Eventually, the Prioress of the Carmel of Tours received a few copies of His Holy Face.  She gave Leo Dupont two of the images.  One was hung in his drawing room, and an oil lamp was placed before it.  On the morning of Holy Saturday, an acquaintance visited Leo Dupont regarding a business matter.  He noticed she was rubbing her eyes, and she related to him the considerable pain her eyes caused her.  He invited her to pray before the Holy Face image as he drew up the necessary paperwork for their transaction.  He then joined her in prayer and suggested she use the oil from the lamp as a salve for her eyes.  He explained that the oil had no curative powers, but oil from a lamp in Rome had been used to cure diseases solely through the expression of faith that the infirm made in using it.  Leo’s guest obliged, and she was immediately healed of all eye pain.  This was the first of thousands of miracles obtained through reverence to the Holy Face.

For the next thirty years, Leo Dupont welcomed all the pilgrims who came to his house to venerate His Holy Face and to seek a favor from Our Lord.  He prayed with visitors and shared in their veneration.  He kept records of all the miracles that occurred.  He was kept busy with correspondence, and obliged all those seeking oil from the lamp that burned before His Holy Face.  It should be noted that during this thirty year period, the writings of Sr. Mary of St. Peter, and the Work of Reparation revealed therein, were under suppression.  Leo Dupont kept the Work of Reparation, and veneration of His Holy Face, actively going, as the devotion of a private citizen in the parlor of his home.  He patiently waited, through three successive Archbishops, for the suppression to be lifted.  The Archbishop of Tours needed to request a papal brief to ensure the Work of Reparation would endure throughout the future of the Church.

Shortly before his death on Mar. 18, 1876, Leo Dupont did see the suppression lifted.  In 1874, the new Archbishop of Tours, Charles-Théodore Colet, came to visit Leo Dupont.

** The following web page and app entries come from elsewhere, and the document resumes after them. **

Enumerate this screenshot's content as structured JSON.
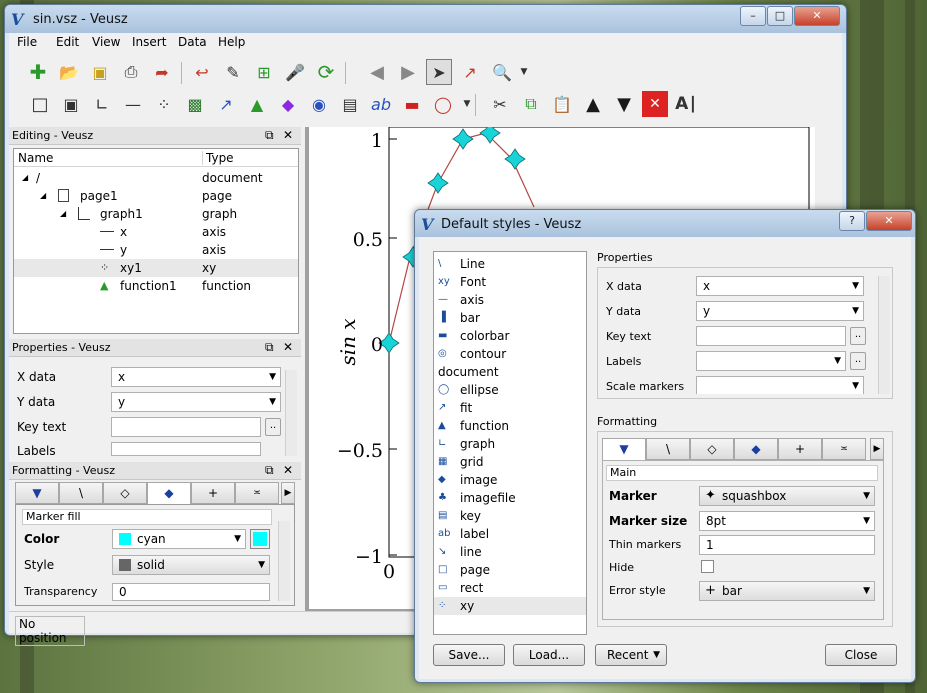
{
  "main_window": {
    "title": "sin.vsz - Veusz",
    "menu": [
      "File",
      "Edit",
      "View",
      "Insert",
      "Data",
      "Help"
    ],
    "status": "No position"
  },
  "editing": {
    "title": "Editing - Veusz",
    "col_name": "Name",
    "col_type": "Type",
    "rows": [
      {
        "name": "/",
        "type": "document"
      },
      {
        "name": "page1",
        "type": "page"
      },
      {
        "name": "graph1",
        "type": "graph"
      },
      {
        "name": "x",
        "type": "axis"
      },
      {
        "name": "y",
        "type": "axis"
      },
      {
        "name": "xy1",
        "type": "xy"
      },
      {
        "name": "function1",
        "type": "function"
      }
    ]
  },
  "properties": {
    "title": "Properties - Veusz",
    "rows": [
      {
        "label": "X data",
        "value": "x"
      },
      {
        "label": "Y data",
        "value": "y"
      },
      {
        "label": "Key text",
        "value": ""
      },
      {
        "label": "Labels",
        "value": ""
      }
    ]
  },
  "formatting": {
    "title": "Formatting - Veusz",
    "section": "Marker fill",
    "color_label": "Color",
    "color_value": "cyan",
    "style_label": "Style",
    "style_value": "solid",
    "transparency_label": "Transparency",
    "transparency_value": "0"
  },
  "plot": {
    "y_ticks": [
      "1",
      "0.5",
      "0",
      "−0.5",
      "−1"
    ],
    "x_tick": "0",
    "ylabel": "sin x"
  },
  "dialog": {
    "title": "Default styles - Veusz",
    "help_btn": "?",
    "close_x": "✕",
    "widgets": [
      "Line",
      "Font",
      "axis",
      "bar",
      "colorbar",
      "contour",
      "document",
      "ellipse",
      "fit",
      "function",
      "graph",
      "grid",
      "image",
      "imagefile",
      "key",
      "label",
      "line",
      "page",
      "rect",
      "xy"
    ],
    "properties_title": "Properties",
    "props": [
      {
        "label": "X data",
        "value": "x"
      },
      {
        "label": "Y data",
        "value": "y"
      },
      {
        "label": "Key text",
        "value": ""
      },
      {
        "label": "Labels",
        "value": ""
      },
      {
        "label": "Scale markers",
        "value": ""
      }
    ],
    "formatting_title": "Formatting",
    "main_label": "Main",
    "marker_label": "Marker",
    "marker_value": "squashbox",
    "marker_size_label": "Marker size",
    "marker_size_value": "8pt",
    "thin_label": "Thin markers",
    "thin_value": "1",
    "hide_label": "Hide",
    "error_label": "Error style",
    "error_value": "bar",
    "buttons": {
      "save": "Save...",
      "load": "Load...",
      "recent": "Recent",
      "close": "Close"
    }
  },
  "colors": {
    "cyan": "#00ffff",
    "accent": "#1b4d9b"
  }
}
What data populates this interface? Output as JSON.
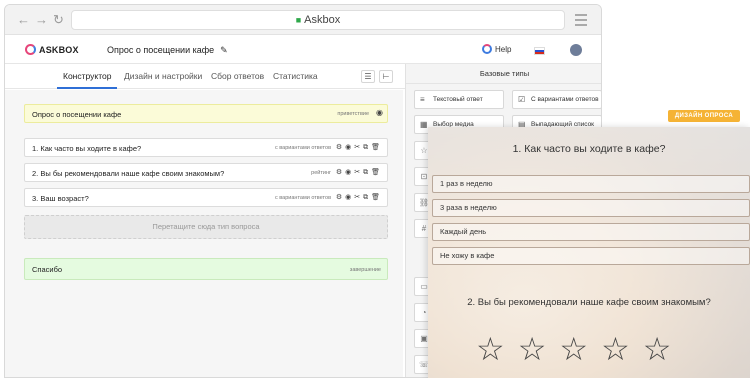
{
  "browser": {
    "url": "Askbox",
    "back_icon": "arrow-left-icon",
    "forward_icon": "arrow-right-icon",
    "reload_icon": "reload-icon",
    "menu_icon": "hamburger-icon"
  },
  "app": {
    "logo": "ASKBOX",
    "survey_title": "Опрос о посещении кафе",
    "help": "Help",
    "language_flag": "ru-flag-icon"
  },
  "tabs": [
    "Конструктор",
    "Дизайн и настройки",
    "Сбор ответов",
    "Статистика"
  ],
  "editor": {
    "welcome": {
      "text": "Опрос о посещении кафе",
      "type": "приветствие"
    },
    "questions": [
      {
        "text": "1. Как часто вы ходите в кафе?",
        "type": "с вариантами ответов"
      },
      {
        "text": "2. Вы бы рекомендовали наше кафе своим знакомым?",
        "type": "рейтинг"
      },
      {
        "text": "3. Ваш возраст?",
        "type": "с вариантами ответов"
      }
    ],
    "dropzone": "Перетащите сюда тип вопроса",
    "thanks": {
      "text": "Спасибо",
      "type": "завершение"
    }
  },
  "types_panel": {
    "title": "Базовые типы",
    "buttons": [
      "Текстовый ответ",
      "С вариантами ответов",
      "Выбор медиа",
      "Выпадающий список"
    ]
  },
  "design_badge": "ДИЗАЙН ОПРОСА",
  "preview": {
    "q1": "1. Как часто вы ходите в кафе?",
    "options": [
      "1 раз в неделю",
      "3 раза в неделю",
      "Каждый день",
      "Не хожу в кафе"
    ],
    "q2": "2. Вы бы рекомендовали наше кафе своим знакомым?",
    "rating_stars": 5
  },
  "colors": {
    "accent": "#2f6fd6",
    "welcome_bg": "#fbfbd8",
    "thanks_bg": "#e5fbe0",
    "badge": "#f5b335"
  }
}
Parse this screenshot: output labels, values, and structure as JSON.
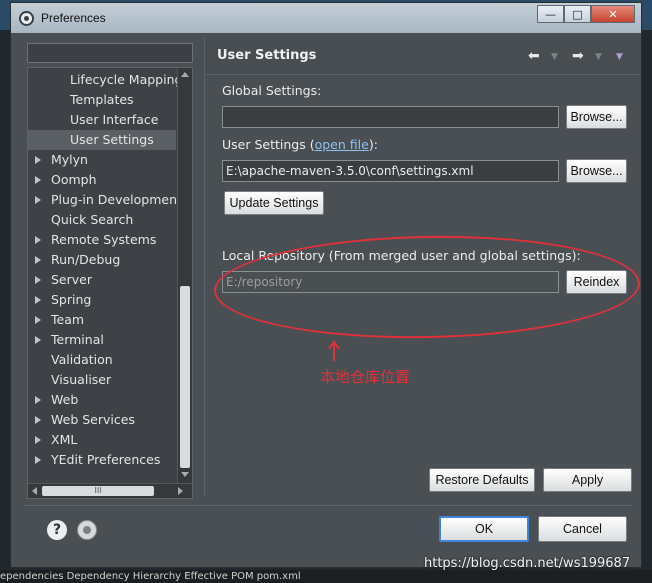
{
  "window": {
    "title": "Preferences"
  },
  "window_buttons": {
    "minimize": "—",
    "maximize": "□",
    "close": "✕"
  },
  "filter": {
    "value": ""
  },
  "tree": {
    "items": [
      {
        "label": "Lifecycle Mapping",
        "level": 2,
        "expandable": false,
        "selected": false
      },
      {
        "label": "Templates",
        "level": 2,
        "expandable": false,
        "selected": false
      },
      {
        "label": "User Interface",
        "level": 2,
        "expandable": false,
        "selected": false
      },
      {
        "label": "User Settings",
        "level": 2,
        "expandable": false,
        "selected": true
      },
      {
        "label": "Mylyn",
        "level": 1,
        "expandable": true,
        "selected": false
      },
      {
        "label": "Oomph",
        "level": 1,
        "expandable": true,
        "selected": false
      },
      {
        "label": "Plug-in Development",
        "level": 1,
        "expandable": true,
        "selected": false
      },
      {
        "label": "Quick Search",
        "level": 1,
        "expandable": false,
        "selected": false
      },
      {
        "label": "Remote Systems",
        "level": 1,
        "expandable": true,
        "selected": false
      },
      {
        "label": "Run/Debug",
        "level": 1,
        "expandable": true,
        "selected": false
      },
      {
        "label": "Server",
        "level": 1,
        "expandable": true,
        "selected": false
      },
      {
        "label": "Spring",
        "level": 1,
        "expandable": true,
        "selected": false
      },
      {
        "label": "Team",
        "level": 1,
        "expandable": true,
        "selected": false
      },
      {
        "label": "Terminal",
        "level": 1,
        "expandable": true,
        "selected": false
      },
      {
        "label": "Validation",
        "level": 1,
        "expandable": false,
        "selected": false
      },
      {
        "label": "Visualiser",
        "level": 1,
        "expandable": false,
        "selected": false
      },
      {
        "label": "Web",
        "level": 1,
        "expandable": true,
        "selected": false
      },
      {
        "label": "Web Services",
        "level": 1,
        "expandable": true,
        "selected": false
      },
      {
        "label": "XML",
        "level": 1,
        "expandable": true,
        "selected": false
      },
      {
        "label": "YEdit Preferences",
        "level": 1,
        "expandable": true,
        "selected": false
      }
    ],
    "hscroll_grip": "III"
  },
  "page": {
    "title": "User Settings",
    "global_settings_label": "Global Settings:",
    "global_settings_value": "",
    "browse_label": "Browse...",
    "user_settings_label_pre": "User Settings (",
    "user_settings_link": "open file",
    "user_settings_label_post": "):",
    "user_settings_value": "E:\\apache-maven-3.5.0\\conf\\settings.xml",
    "update_settings_label": "Update Settings",
    "local_repo_label": "Local Repository (From merged user and global settings):",
    "local_repo_value": "E:/repository",
    "reindex_label": "Reindex",
    "restore_defaults_label": "Restore Defaults",
    "apply_label": "Apply"
  },
  "footer": {
    "help_glyph": "?",
    "ok_label": "OK",
    "cancel_label": "Cancel"
  },
  "annotation": {
    "text": "本地仓库位置",
    "color": "#e0313a"
  },
  "watermark": "https://blog.csdn.net/ws199687",
  "taskbar": "ependencies  Dependency Hierarchy  Effective POM  pom.xml"
}
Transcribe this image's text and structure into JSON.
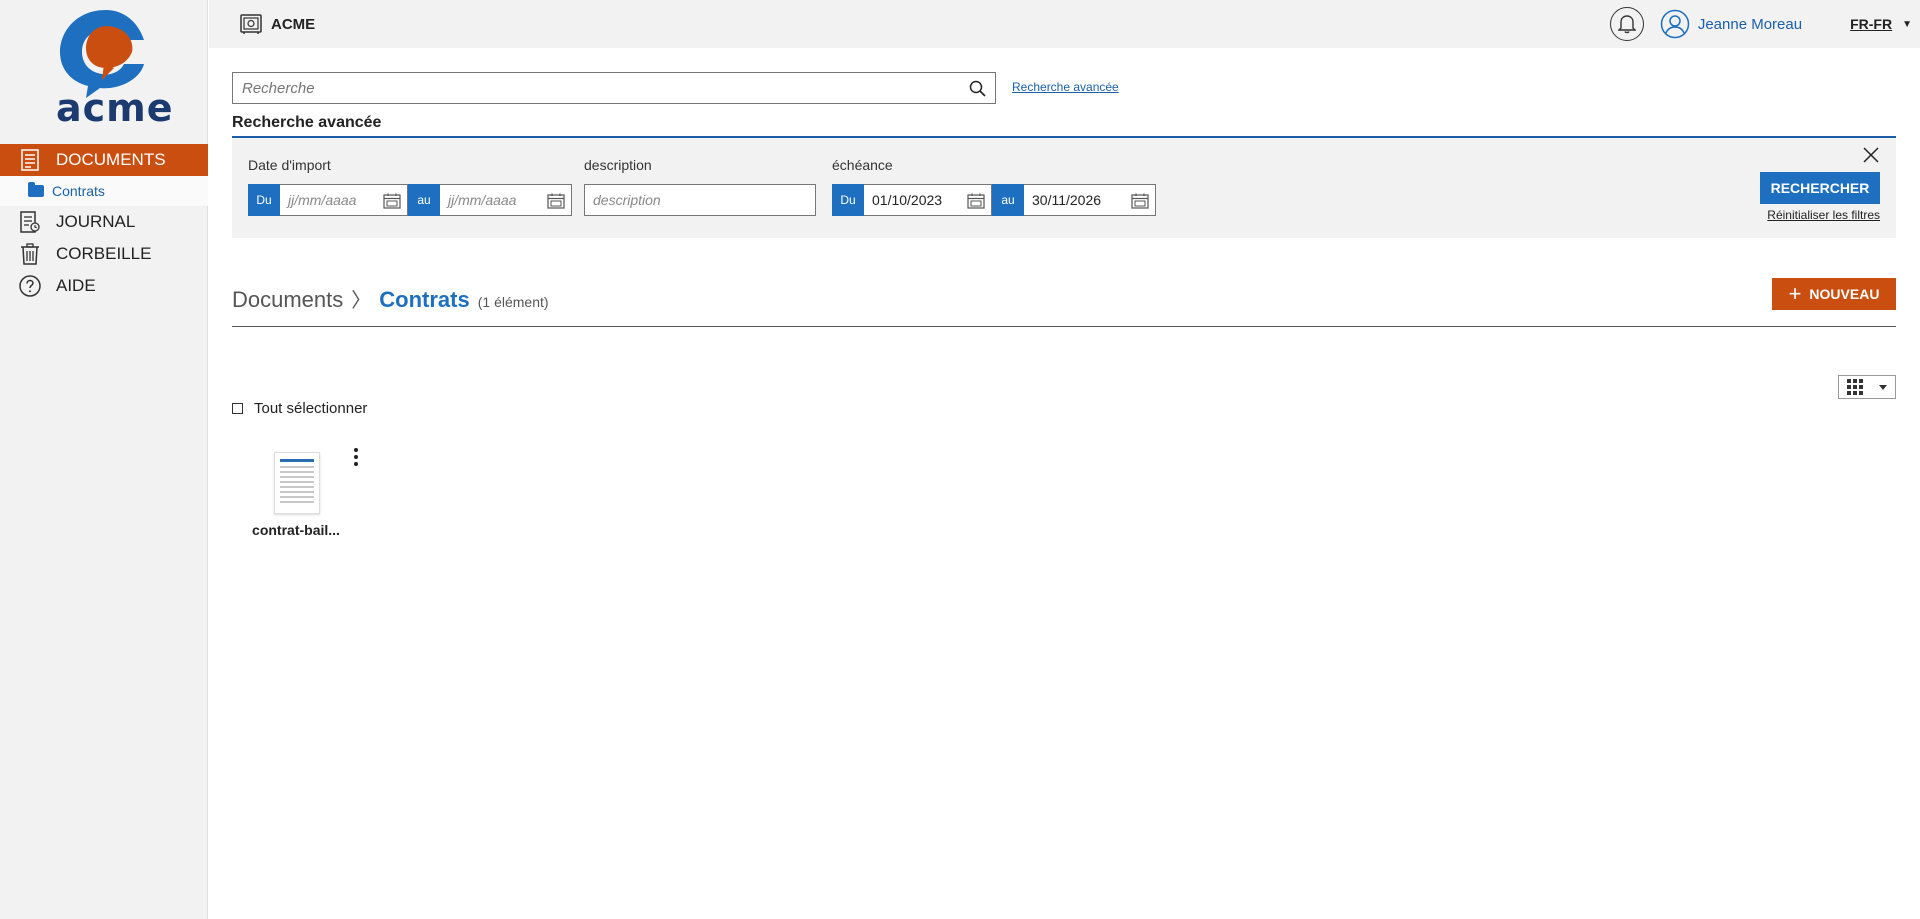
{
  "app": {
    "brand_logo_text": "acme",
    "title": "ACME"
  },
  "header": {
    "user_name": "Jeanne Moreau",
    "language": "FR-FR"
  },
  "sidebar": {
    "items": [
      {
        "label": "DOCUMENTS",
        "icon": "document-list-icon",
        "active": true
      },
      {
        "label": "Contrats",
        "icon": "folder-icon",
        "sub": true
      },
      {
        "label": "JOURNAL",
        "icon": "journal-icon"
      },
      {
        "label": "CORBEILLE",
        "icon": "trash-icon"
      },
      {
        "label": "AIDE",
        "icon": "help-icon"
      }
    ]
  },
  "search": {
    "placeholder": "Recherche",
    "advanced_link": "Recherche avancée"
  },
  "advanced": {
    "title": "Recherche avancée",
    "import_label": "Date d'import",
    "import_from_tag": "Du",
    "import_from_placeholder": "jj/mm/aaaa",
    "import_to_tag": "au",
    "import_to_placeholder": "jj/mm/aaaa",
    "description_label": "description",
    "description_placeholder": "description",
    "due_label": "échéance",
    "due_from_tag": "Du",
    "due_from_value": "01/10/2023",
    "due_to_tag": "au",
    "due_to_value": "30/11/2026",
    "search_button": "RECHERCHER",
    "reset_link": "Réinitialiser les filtres"
  },
  "breadcrumb": {
    "root": "Documents",
    "separator": "〉",
    "current": "Contrats",
    "count": "(1 élément)"
  },
  "toolbar": {
    "new_button": "NOUVEAU"
  },
  "list": {
    "select_all": "Tout sélectionner",
    "documents": [
      {
        "name": "contrat-bail..."
      }
    ]
  },
  "colors": {
    "accent_orange": "#c94e0f",
    "accent_blue": "#1e6fbf",
    "logo_navy": "#1b3a70"
  }
}
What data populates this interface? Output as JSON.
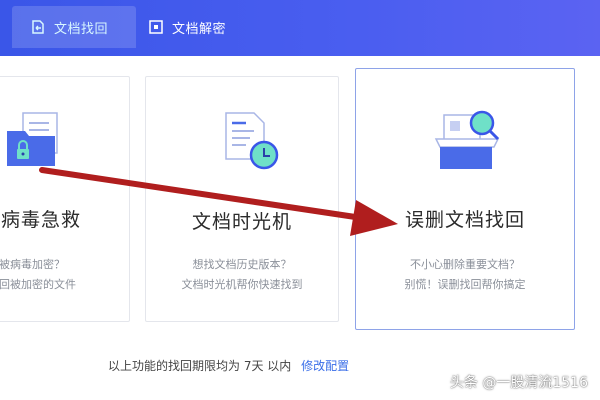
{
  "header": {
    "tabs": [
      {
        "label": "文档找回",
        "active": true
      },
      {
        "label": "文档解密",
        "active": false
      }
    ]
  },
  "cards": [
    {
      "title": "索病毒急救",
      "desc_line1": "被病毒加密？",
      "desc_line2": "回被加密的文件",
      "icon": "folder-lock-icon"
    },
    {
      "title": "文档时光机",
      "desc_line1": "想找文档历史版本？",
      "desc_line2": "文档时光机帮你快速找到",
      "icon": "document-clock-icon"
    },
    {
      "title": "误删文档找回",
      "desc_line1": "不小心删除重要文档？",
      "desc_line2": "别慌！误删找回帮你搞定",
      "icon": "box-search-icon",
      "selected": true
    }
  ],
  "footer": {
    "text": "以上功能的找回期限均为 7天 以内",
    "link": "修改配置"
  },
  "watermark": "头条 @一股清流1516",
  "colors": {
    "header": "#4a5ef0",
    "accent": "#3a6ee8",
    "arrow": "#b01e1e",
    "mint": "#6fe0c8"
  }
}
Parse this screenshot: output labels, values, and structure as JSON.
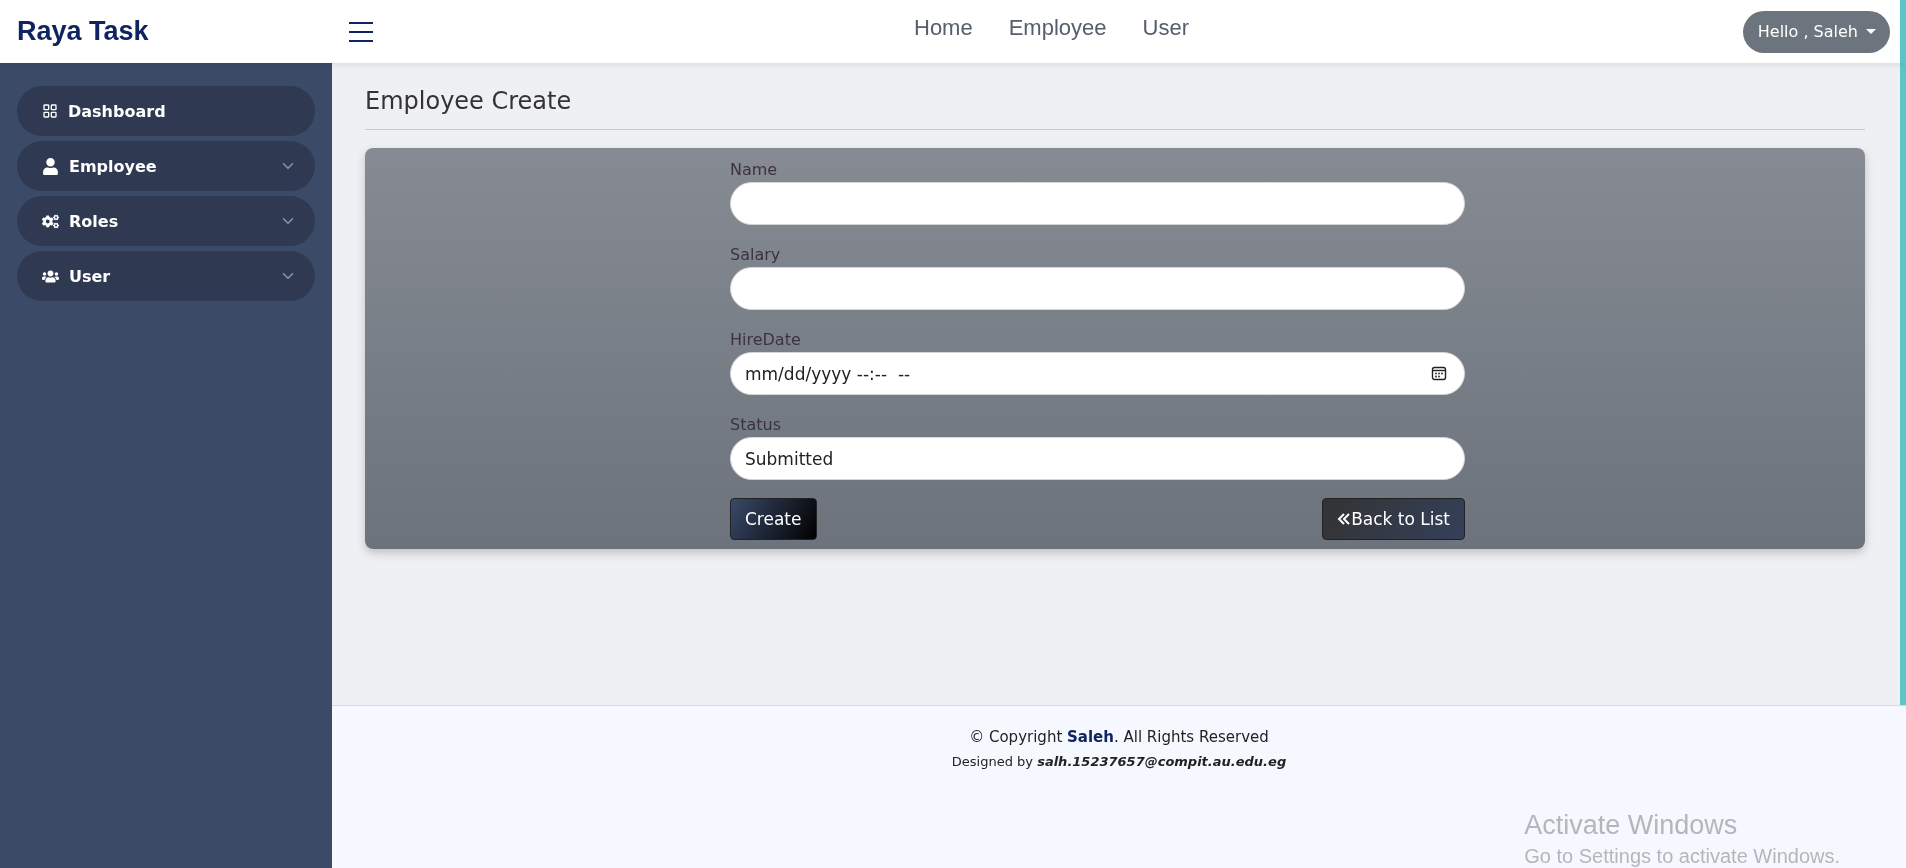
{
  "brand": "Raya Task",
  "nav": [
    {
      "label": "Home"
    },
    {
      "label": "Employee"
    },
    {
      "label": "User"
    }
  ],
  "user_menu": {
    "label": "Hello , Saleh"
  },
  "sidebar": {
    "items": [
      {
        "label": "Dashboard",
        "expandable": false
      },
      {
        "label": "Employee",
        "expandable": true
      },
      {
        "label": "Roles",
        "expandable": true
      },
      {
        "label": "User",
        "expandable": true
      }
    ]
  },
  "page_title": "Employee Create",
  "form": {
    "fields": [
      {
        "label": "Name",
        "kind": "text"
      },
      {
        "label": "Salary",
        "kind": "text"
      },
      {
        "label": "HireDate",
        "kind": "datetime",
        "value": "mm/dd/yyyy --:--  --"
      },
      {
        "label": "Status",
        "kind": "text",
        "value": "Submitted"
      }
    ],
    "submit": "Create",
    "back": "Back to List"
  },
  "footer": {
    "lines": [
      "© Copyright **Saleh**. All Rights Reserved",
      "Designed by **salh.15237657@compit.au.edu.eg**"
    ]
  },
  "os_notice": {
    "title": "Activate Windows",
    "text": "Go to Settings to activate Windows."
  }
}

Over time, as a result of that visit, Archbishop Colet gave orders to bring out all the documents concerning the life and revelations of Sr. Mary of St. Peter.  Before formally requesting a Papal Brief, Archbishop Colet elicited the support and devotion for His Holy Face from around the world.  This universal response, along with the thousands of miracles effected in Leo Dupont’s parlor, helped solidify the decision of Pope Leo XIII to approve devotion to the Holy Face with a Papal Brief in 1885.

After his death, Leo Dupont’s house was purchased by the Archdiocese of Tours and turned into an Oratory of the Holy Face.  Archbishop Colet approved an order of priests to oversee the chapel and attend to its administration.  The order was canonically erected in 1876 as the Priests of the Holy Face.  The Holy See declared Leo Dupont Venerable, and his feast day is December 1st.